Mark Mascolini

Concentrations of antiretrovirals in two common regimens--efavirenz or atazanavir/ritonavir plus tenofovir/emtricitabine (TFV/FTC)--did not differ substantially between HIV-positive people over 55 and historical controls in a small pilot study [1]. Results suggested that declining kidney function did not affect renally cleared drugs in these nonfrail individuals.

Researchers at the University of North Carolina (UNC) Chapel Hill and SUNY Buffalo planned this pilot study to assess the pharmacokinetics of individual drugs in these two regimens as a prelude to future long-term population pharmacokinetic/pharmacodynamic studies.

All study participants were 55 or older taking one of the two regimens steadily with at least 90% adherence in the past 30 days. The investigators excluded people with the frailty phenotype, those taking other drugs known to interact with study drugs, and people with clinically significant lab abnormalities. Study participants made a screening visit, a PK visit with 24-hour intensive sampling after they took their drugs at their usual time, and a follow-up visit.

The UNC/SUNY team compared antiretroviral concentrations in these people with those in historical controls who were not necessarily taking exactly the same regimens.
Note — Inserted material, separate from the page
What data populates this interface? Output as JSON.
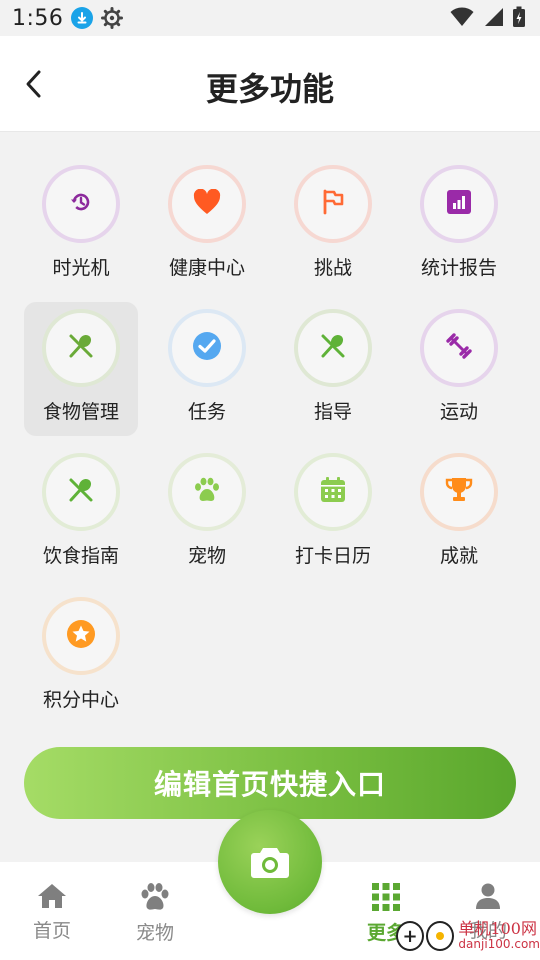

However, atazanavir controls were taking tenofovir to account for tenofovir's effect in lowering atazanavir exposure.

The study involved 6 people on efavirenz (with TFV/FTC as Atripla) and 6 on atazanavir/ritonavir (plus TFV/FTC). Age averaged 60.7 in the efavirenz group and 58.7 in the atazanavir group. Three people in each group were Caucasian and 3 African American. Numbers of women and men were 4 and 2 on efavirenz and 2 and 4 on atazanavir. Both groups had taken their current regimen for about 3.5 years. CD4 counts averaged 683 in the efavirenz group and 952 in the atazanavir group. Respective creatinine clearances were 69.4 +/- 25.0 mL/min and 70.9 +/- 7.46 mL/min.

Tenofovir maximum concentration (Cmax) was marginally lower with efavirenz (ratio 0.87) and atazanavir (0.94) in the study group than in historical controls. Compared with historical data, FTC Cmax was slightly higher with efavirenz (1.26) and atazanavir (1.31). Tenofovir 24-hour area under the concentration-time curve (AUC0-24) was lower with efavirenz (0.92) and atazanavir (0.90) than in historical controls, whereas FTC AUC0-24 was higher with efavirenz (1.75) and atazanavir (1.31).

Efavirenz Cmax was moderately lower in study participants than in historical controls (ratio 0.84), whereas atazanavir Cmax was slightly higher in the study group (1.09). Efavirenz AUC0-24 was virtually equivalent in study participants and historical controls (1.05), while atazanavir AUC0-24 was marginally lower (0.88).

None of these differences between study concentrations and historical controls reached statistical significance, as would be expected with the small sample size.

The efavirenz and atazanavir results surprised the investigators, who expected higher efavirenz concentrations and markedly lower atazanavir exposures.

Creatinine clearance did not explain these PK results because both tenofovir and FTC are renally excreted, and tenofovir concentrations were lower than in historical controls while FTC levels were higher. The investigators concluded that renal filtration and secretion were intact in this study group.

The researchers plan to calculate intracellular tenofovir diphosphate and FTC triphosphate levels and protein-free efavirenz and atazanavir exposure. They also plan a sparse-sampling analysis in frail and nonfrail HIV-positive people of all age. Ultimately they hope to determine whether age-specific dosing recommendations for these antiretrovirals are warranted.


1. Dumond JB, Adams JL, Prince HMA, et al. Pharmacokinetics of two common antiretroviral regimens in older HIV-infected patients: a pilot study. 2nd International Workshop on HIV and Aging. October 27-28, 2011. Baltimore, Maryland. Abstract: O_12.


Pharmacokinetics of Two Common Antiretroviral Regimens in Older HIV-Infected Patients: A Pilot Study

Reported by Jules Levin
2nd International Workshop on HIV and Aging

Julie B. Dumond, Jessica L. Adams, Heather M.A. Prince, Racheal Kendrick, Ruili Wang, Steven Jennings,
Stephanie Malone, Amanda H. Corbett, Kristine B. Patterson, Alan Forrest, Angela D.M. Kashuba
University of North Carolina at Chapel Hill, Chapel Hill, NC